→ PROBLEM STATEMENT
Copy every line of the entries that includes the word "кампаний".
-------------------------
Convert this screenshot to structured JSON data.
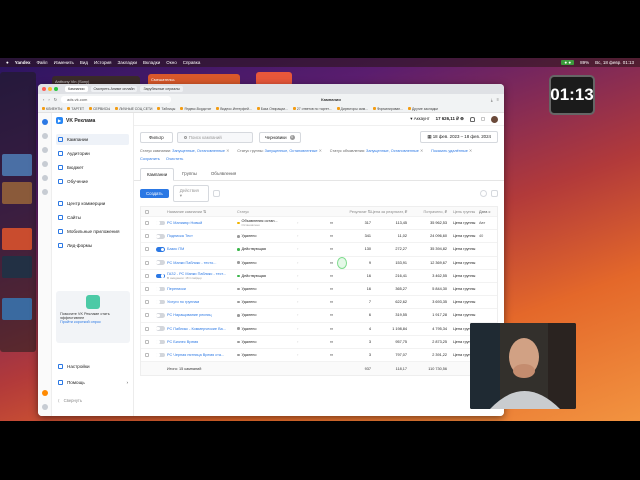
{
  "menubar": {
    "app": "Yandex",
    "items": [
      "Файл",
      "Изменить",
      "Вид",
      "История",
      "Закладки",
      "Вкладки",
      "Окно",
      "Справка"
    ],
    "battery": "89%",
    "datetime": "Вс, 18 февр. 01:13"
  },
  "bg_windows": {
    "left_title": "Anthony Vin (Sony)",
    "center_title": "Смешательь"
  },
  "timer": "01:13",
  "browser": {
    "tabs": [
      {
        "label": "Кампании",
        "active": true
      },
      {
        "label": "Смотреть Аниме онлайн",
        "active": false
      },
      {
        "label": "Зарубежные сериалы",
        "active": false
      }
    ],
    "url": "ads.vk.com",
    "page_title": "Кампании",
    "bookmarks": [
      "КЛИЕНТЫ",
      "ТАРГЕТ",
      "СЕРВИСЫ",
      "ЛИЧНЫЕ СОЦ СЕТИ",
      "Таблицы",
      "Яндекс.Вордстат",
      "Видеос.Интерфей...",
      "База Опирации...",
      "27 ответов по таргет...",
      "Директоры смм...",
      "Форматирован...",
      "Другие закладки"
    ]
  },
  "app": {
    "logo": "VK Реклама",
    "nav": [
      {
        "label": "Кампании",
        "icon": "campaigns-icon",
        "active": true
      },
      {
        "label": "Аудитории",
        "icon": "audiences-icon",
        "active": false
      },
      {
        "label": "Бюджет",
        "icon": "budget-icon",
        "active": false
      },
      {
        "label": "Обучение",
        "icon": "learning-icon",
        "active": false
      },
      {
        "label": "Центр коммерции",
        "icon": "commerce-icon",
        "active": false
      },
      {
        "label": "Сайты",
        "icon": "sites-icon",
        "active": false
      },
      {
        "label": "Мобильные приложения",
        "icon": "apps-icon",
        "active": false
      },
      {
        "label": "Лид-формы",
        "icon": "leadforms-icon",
        "active": false
      }
    ],
    "promo": {
      "text": "Помогите VK Рекламе стать эффективнее",
      "link": "Пройти короткий опрос"
    },
    "bottom": {
      "settings": "Настройки",
      "help": "Помощь",
      "collapse": "Свернуть"
    },
    "topbar": {
      "account": "Аккаунт",
      "balance": "17 626,11 ₽"
    },
    "filter": {
      "filter_btn": "Фильтр",
      "search_placeholder": "Поиск кампаний",
      "drafts": "Черновики",
      "drafts_count": "0",
      "date_range": "18 фев. 2023 – 18 фев. 2024"
    },
    "statuses": [
      {
        "label": "Статус кампании:",
        "value": "Запущенные, Остановленные"
      },
      {
        "label": "Статус группы:",
        "value": "Запущенные, Остановленные"
      },
      {
        "label": "Статус объявления:",
        "value": "Запущенные, Остановленные"
      },
      {
        "label": "",
        "value": "Показать удалённые"
      }
    ],
    "save": "Сохранить",
    "clear": "Очистить",
    "tabs": [
      {
        "label": "Кампании",
        "active": true
      },
      {
        "label": "Группы",
        "active": false
      },
      {
        "label": "Объявления",
        "active": false
      }
    ],
    "toolbar": {
      "create": "Создать",
      "actions": "Действия"
    },
    "table": {
      "headers": {
        "name": "Название кампании ⇅",
        "status": "Статус",
        "spent": "Результат ⇅",
        "ppr": "Цена за результат, ₽",
        "spent2": "Потрачено, ₽",
        "goal": "Цель группы",
        "goaltype": "Дата с"
      },
      "rows": [
        {
          "on": false,
          "name": "РС Маникюр Новый",
          "sub": "",
          "status": "Объявления остан...",
          "status_sub": "Остановлено",
          "dot": "yellow",
          "result": "317",
          "ppr": "113,45",
          "spent2": "35 962,53",
          "goal": "Цена группы",
          "goaltype": "Авт"
        },
        {
          "on": false,
          "name": "Подписка Тест",
          "sub": "",
          "status": "Удалено",
          "status_sub": "",
          "dot": "grey",
          "result": "341",
          "ppr": "11,02",
          "spent2": "24 096,60",
          "goal": "Цена группы",
          "goaltype": "40"
        },
        {
          "on": true,
          "name": "Базис ПМ",
          "sub": "",
          "status": "Действующая",
          "status_sub": "",
          "dot": "green",
          "result": "130",
          "ppr": "272,27",
          "spent2": "35 394,82",
          "goal": "Цена группы",
          "goaltype": ""
        },
        {
          "on": false,
          "name": "РС Манки Пабликс - тесто...",
          "sub": "",
          "status": "Удалено",
          "status_sub": "",
          "dot": "grey",
          "result": "9",
          "ppr": "153,91",
          "spent2": "12 369,67",
          "goal": "Цена группы",
          "goaltype": ""
        },
        {
          "on": true,
          "name": "ГАЗ2 - РС Манки Пабликс - тест...",
          "sub": "В ожидании: 18 Слайдер",
          "status": "Действующая",
          "status_sub": "",
          "dot": "green",
          "result": "16",
          "ppr": "216,41",
          "spent2": "3 462,55",
          "goal": "Цена группы",
          "goaltype": ""
        },
        {
          "on": false,
          "name": "Переписки",
          "sub": "",
          "status": "Удалено",
          "status_sub": "",
          "dot": "grey",
          "result": "16",
          "ppr": "365,27",
          "spent2": "5 844,30",
          "goal": "Цена группы",
          "goaltype": ""
        },
        {
          "on": false,
          "name": "Услуги по группам",
          "sub": "",
          "status": "Удалено",
          "status_sub": "",
          "dot": "grey",
          "result": "7",
          "ppr": "622,62",
          "spent2": "3 693,35",
          "goal": "Цена группы",
          "goaltype": ""
        },
        {
          "on": false,
          "name": "РС Наращивание ресниц",
          "sub": "",
          "status": "Удалено",
          "status_sub": "",
          "dot": "grey",
          "result": "6",
          "ppr": "319,55",
          "spent2": "1 917,28",
          "goal": "Цена группы",
          "goaltype": ""
        },
        {
          "on": false,
          "name": "РС Пабликс - Коммерческие Ва...",
          "sub": "",
          "status": "Удалено",
          "status_sub": "",
          "dot": "grey",
          "result": "4",
          "ppr": "1 198,84",
          "spent2": "4 795,34",
          "goal": "Цена группы",
          "goaltype": ""
        },
        {
          "on": false,
          "name": "РС Бизнес Время",
          "sub": "",
          "status": "Удалено",
          "status_sub": "",
          "dot": "grey",
          "result": "3",
          "ppr": "957,75",
          "spent2": "2 873,25",
          "goal": "Цена группы",
          "goaltype": ""
        },
        {
          "on": false,
          "name": "РС Черная пятница Время ста...",
          "sub": "",
          "status": "Удалено",
          "status_sub": "",
          "dot": "grey",
          "result": "3",
          "ppr": "797,07",
          "spent2": "2 391,22",
          "goal": "Цена группы",
          "goaltype": ""
        }
      ],
      "footer": {
        "label": "Итого: 15 кампаний",
        "result": "937",
        "ppr": "118,17",
        "spent2": "110 730,56"
      }
    }
  }
}
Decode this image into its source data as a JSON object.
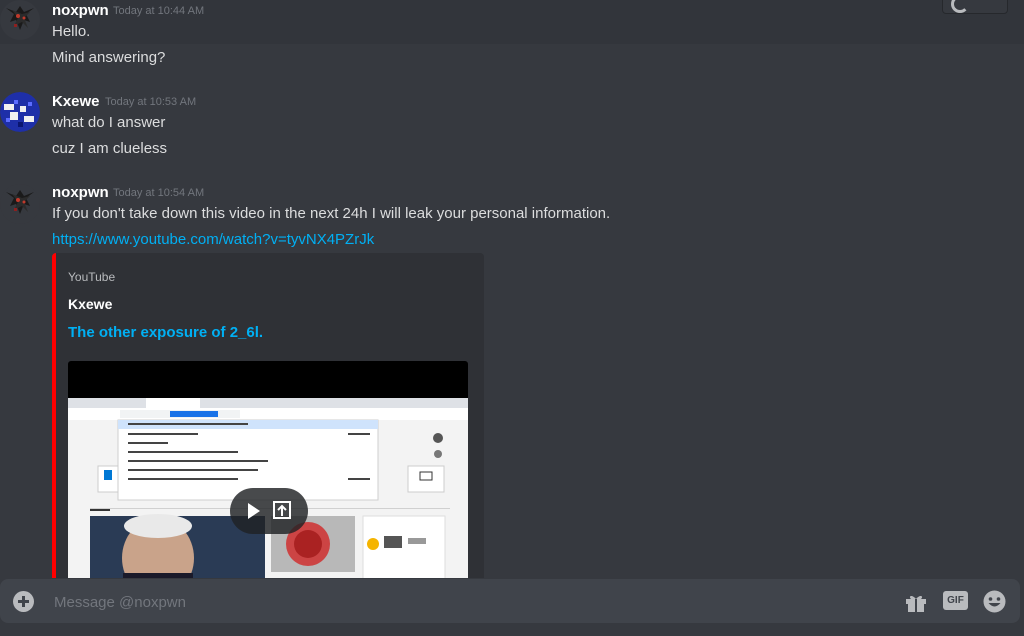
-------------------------
→ SOLVED PROBLEM
      "search_placeholder": "Поиск кампаний",
        "label": "Итого: 15 кампаний",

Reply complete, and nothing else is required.